“Motley” arises in As You Like It precisely eight times, half of which appear within twenty-two lines of each other, and the majority of which are spoken in the same act, the same scene, and by the same character. To no surprise, this character so seemingly infatuated with “motley” is none other than Jacques.

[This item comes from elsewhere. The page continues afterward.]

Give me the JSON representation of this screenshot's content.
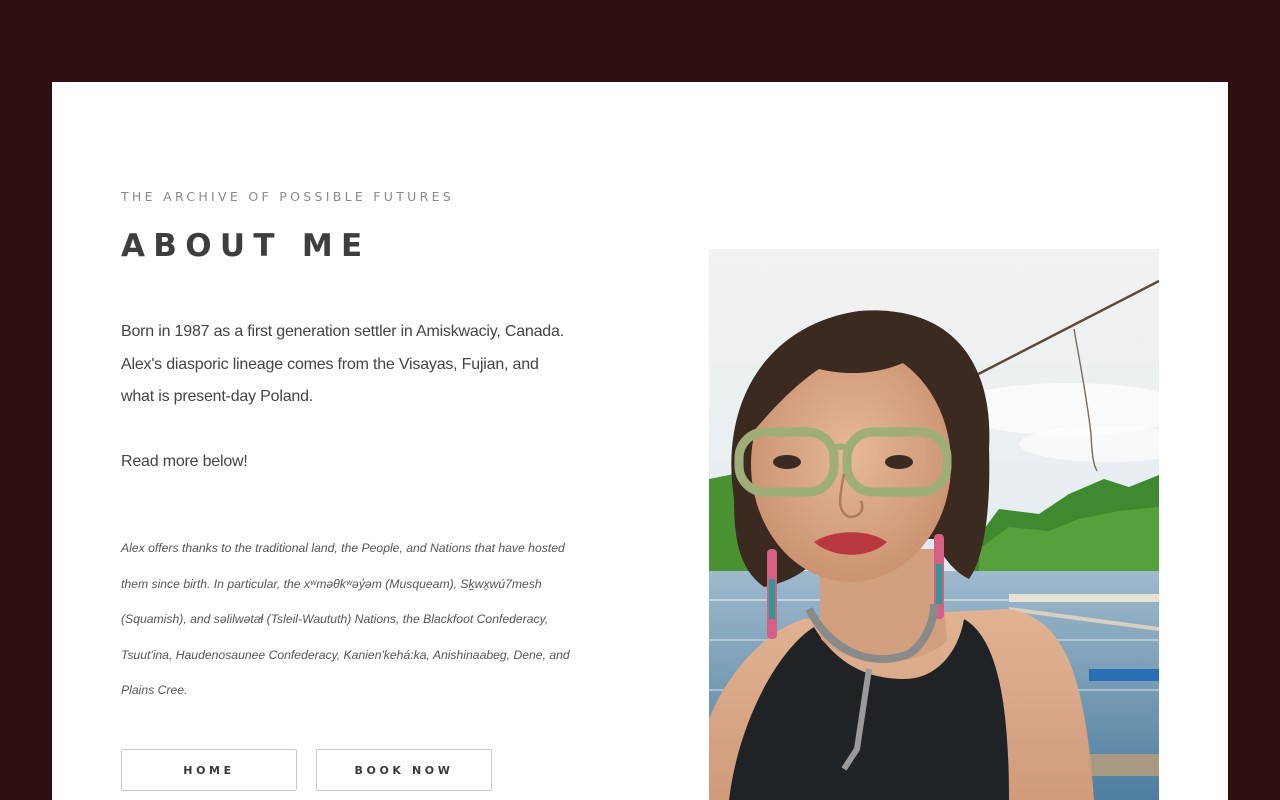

It is difficult to know whether it was Shakespeare’s intent to make his character Shylock in The Merchant of Venice a sympathetic character or a Jewish villain to satisfy an anti-Semitic audience. Clues to this debate can be gathered if we carefully consider Shakespeare’s treatment of Shylock in the courtroom. A conflict of mercy vs. vengeance and between the spirit and letter of the law become apparent in the courtroom scene of Act IV. Mercy is a central theme to both Christianity and Judaism and is used by Shakespeare to make larger claims about such religions. Continue reading →